# Task objective
Everything in the data except the pictures belongs in your answer, copied exactly.

# Excerpted data
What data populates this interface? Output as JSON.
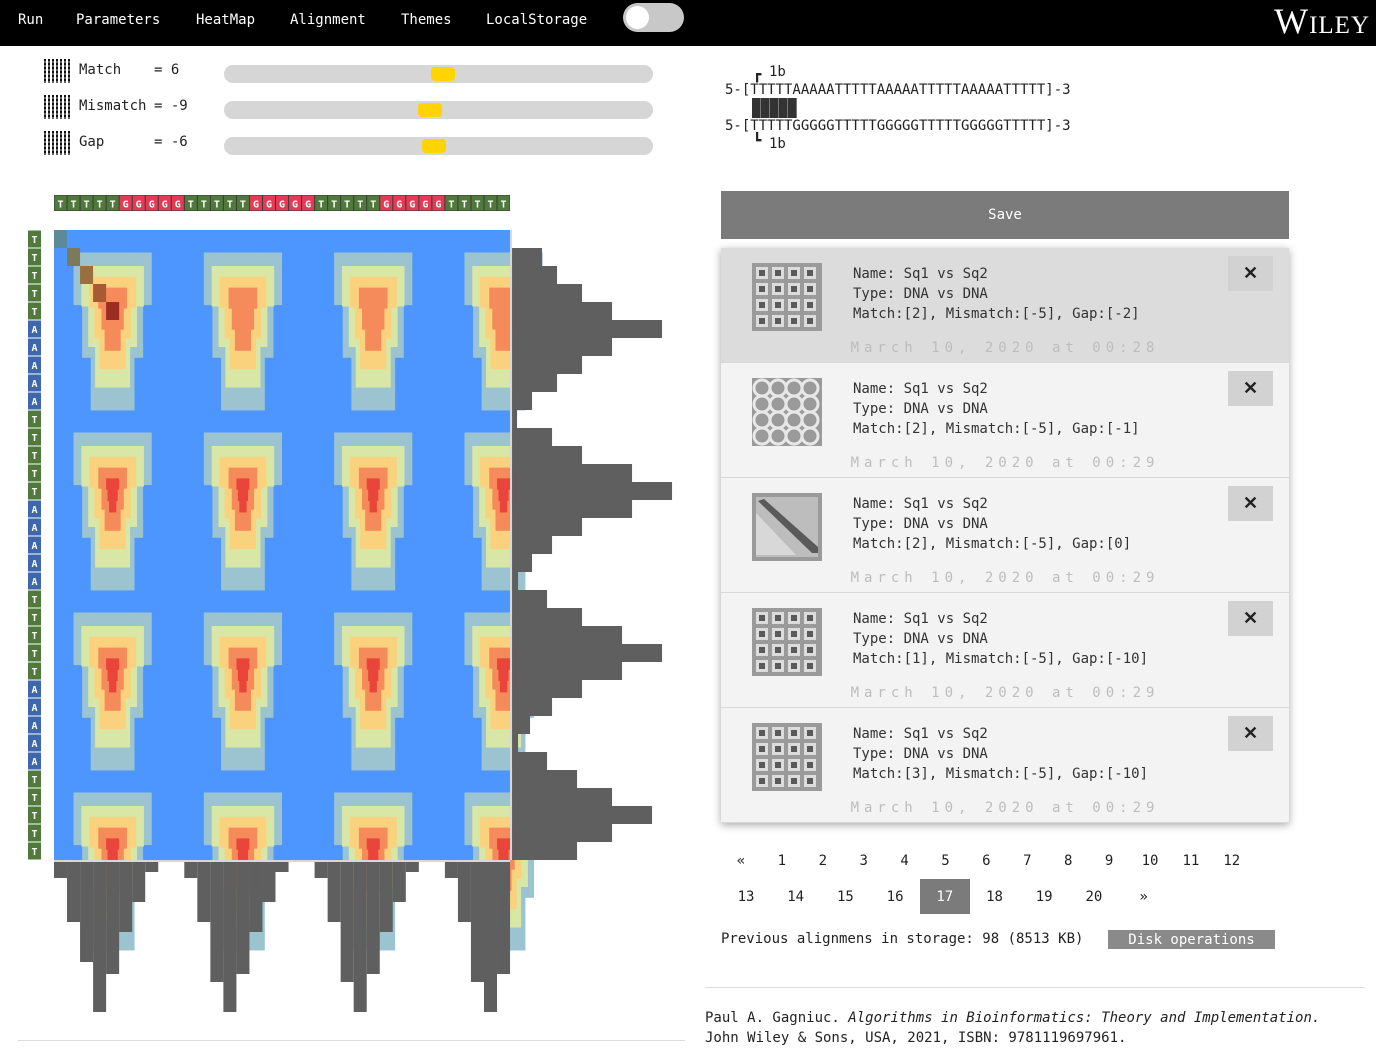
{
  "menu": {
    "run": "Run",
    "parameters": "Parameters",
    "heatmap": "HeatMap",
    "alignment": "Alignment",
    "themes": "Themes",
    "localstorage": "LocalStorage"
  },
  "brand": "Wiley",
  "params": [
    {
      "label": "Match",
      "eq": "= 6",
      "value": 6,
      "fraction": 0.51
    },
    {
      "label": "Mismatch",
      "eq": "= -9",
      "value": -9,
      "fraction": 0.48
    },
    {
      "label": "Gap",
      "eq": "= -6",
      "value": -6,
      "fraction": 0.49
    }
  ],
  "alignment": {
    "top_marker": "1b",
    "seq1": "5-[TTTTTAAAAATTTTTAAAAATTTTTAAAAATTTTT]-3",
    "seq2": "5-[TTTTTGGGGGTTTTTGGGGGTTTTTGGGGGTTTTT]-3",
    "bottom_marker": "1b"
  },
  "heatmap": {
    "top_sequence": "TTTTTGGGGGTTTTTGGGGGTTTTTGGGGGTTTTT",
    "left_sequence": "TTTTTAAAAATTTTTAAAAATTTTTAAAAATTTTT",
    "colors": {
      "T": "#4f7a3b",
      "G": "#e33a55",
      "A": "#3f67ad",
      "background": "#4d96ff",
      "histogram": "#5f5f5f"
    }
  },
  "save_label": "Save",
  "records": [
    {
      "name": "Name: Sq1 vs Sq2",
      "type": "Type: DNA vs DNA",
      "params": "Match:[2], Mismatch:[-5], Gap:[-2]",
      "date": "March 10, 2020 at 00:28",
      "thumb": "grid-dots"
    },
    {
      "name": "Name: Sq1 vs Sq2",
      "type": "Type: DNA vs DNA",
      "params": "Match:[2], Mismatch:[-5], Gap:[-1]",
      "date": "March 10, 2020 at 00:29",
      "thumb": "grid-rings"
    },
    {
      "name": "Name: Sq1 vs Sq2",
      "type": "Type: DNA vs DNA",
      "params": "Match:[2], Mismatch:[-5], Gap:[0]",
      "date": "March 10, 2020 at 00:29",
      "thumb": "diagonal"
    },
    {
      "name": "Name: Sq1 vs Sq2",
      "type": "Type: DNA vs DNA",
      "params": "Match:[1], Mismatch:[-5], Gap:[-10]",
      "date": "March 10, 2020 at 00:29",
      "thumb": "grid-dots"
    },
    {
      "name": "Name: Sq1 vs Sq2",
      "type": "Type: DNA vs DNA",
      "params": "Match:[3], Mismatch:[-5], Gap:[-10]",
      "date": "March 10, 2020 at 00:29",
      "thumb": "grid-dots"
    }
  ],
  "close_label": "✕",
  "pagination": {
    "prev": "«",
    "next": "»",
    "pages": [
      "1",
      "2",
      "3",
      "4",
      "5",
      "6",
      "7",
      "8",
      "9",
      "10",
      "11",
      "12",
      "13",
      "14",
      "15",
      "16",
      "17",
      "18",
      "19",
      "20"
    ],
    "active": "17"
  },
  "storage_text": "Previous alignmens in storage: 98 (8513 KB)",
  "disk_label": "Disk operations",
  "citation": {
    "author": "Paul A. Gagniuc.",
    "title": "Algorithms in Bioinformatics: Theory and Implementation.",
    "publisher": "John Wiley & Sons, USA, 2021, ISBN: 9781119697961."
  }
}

# Expected answer
What data populates this interface? Output as JSON.
{
  "menu": {
    "run": "Run",
    "parameters": "Parameters",
    "heatmap": "HeatMap",
    "alignment": "Alignment",
    "themes": "Themes",
    "localstorage": "LocalStorage"
  },
  "brand": "Wiley",
  "params": [
    {
      "label": "Match",
      "eq": "= 6",
      "value": 6,
      "fraction": 0.51
    },
    {
      "label": "Mismatch",
      "eq": "= -9",
      "value": -9,
      "fraction": 0.48
    },
    {
      "label": "Gap",
      "eq": "= -6",
      "value": -6,
      "fraction": 0.49
    }
  ],
  "alignment": {
    "top_marker": "1b",
    "seq1": "5-[TTTTTAAAAATTTTTAAAAATTTTTAAAAATTTTT]-3",
    "seq2": "5-[TTTTTGGGGGTTTTTGGGGGTTTTTGGGGGTTTTT]-3",
    "bottom_marker": "1b"
  },
  "heatmap": {
    "top_sequence": "TTTTTGGGGGTTTTTGGGGGTTTTTGGGGGTTTTT",
    "left_sequence": "TTTTTAAAAATTTTTAAAAATTTTTAAAAATTTTT",
    "colors": {
      "T": "#4f7a3b",
      "G": "#e33a55",
      "A": "#3f67ad",
      "background": "#4d96ff",
      "histogram": "#5f5f5f"
    }
  },
  "save_label": "Save",
  "records": [
    {
      "name": "Name: Sq1 vs Sq2",
      "type": "Type: DNA vs DNA",
      "params": "Match:[2], Mismatch:[-5], Gap:[-2]",
      "date": "March 10, 2020 at 00:28",
      "thumb": "grid-dots"
    },
    {
      "name": "Name: Sq1 vs Sq2",
      "type": "Type: DNA vs DNA",
      "params": "Match:[2], Mismatch:[-5], Gap:[-1]",
      "date": "March 10, 2020 at 00:29",
      "thumb": "grid-rings"
    },
    {
      "name": "Name: Sq1 vs Sq2",
      "type": "Type: DNA vs DNA",
      "params": "Match:[2], Mismatch:[-5], Gap:[0]",
      "date": "March 10, 2020 at 00:29",
      "thumb": "diagonal"
    },
    {
      "name": "Name: Sq1 vs Sq2",
      "type": "Type: DNA vs DNA",
      "params": "Match:[1], Mismatch:[-5], Gap:[-10]",
      "date": "March 10, 2020 at 00:29",
      "thumb": "grid-dots"
    },
    {
      "name": "Name: Sq1 vs Sq2",
      "type": "Type: DNA vs DNA",
      "params": "Match:[3], Mismatch:[-5], Gap:[-10]",
      "date": "March 10, 2020 at 00:29",
      "thumb": "grid-dots"
    }
  ],
  "close_label": "✕",
  "pagination": {
    "prev": "«",
    "next": "»",
    "pages": [
      "1",
      "2",
      "3",
      "4",
      "5",
      "6",
      "7",
      "8",
      "9",
      "10",
      "11",
      "12",
      "13",
      "14",
      "15",
      "16",
      "17",
      "18",
      "19",
      "20"
    ],
    "active": "17"
  },
  "storage_text": "Previous alignmens in storage: 98 (8513 KB)",
  "disk_label": "Disk operations",
  "citation": {
    "author": "Paul A. Gagniuc.",
    "title": "Algorithms in Bioinformatics: Theory and Implementation.",
    "publisher": "John Wiley & Sons, USA, 2021, ISBN: 9781119697961."
  }
}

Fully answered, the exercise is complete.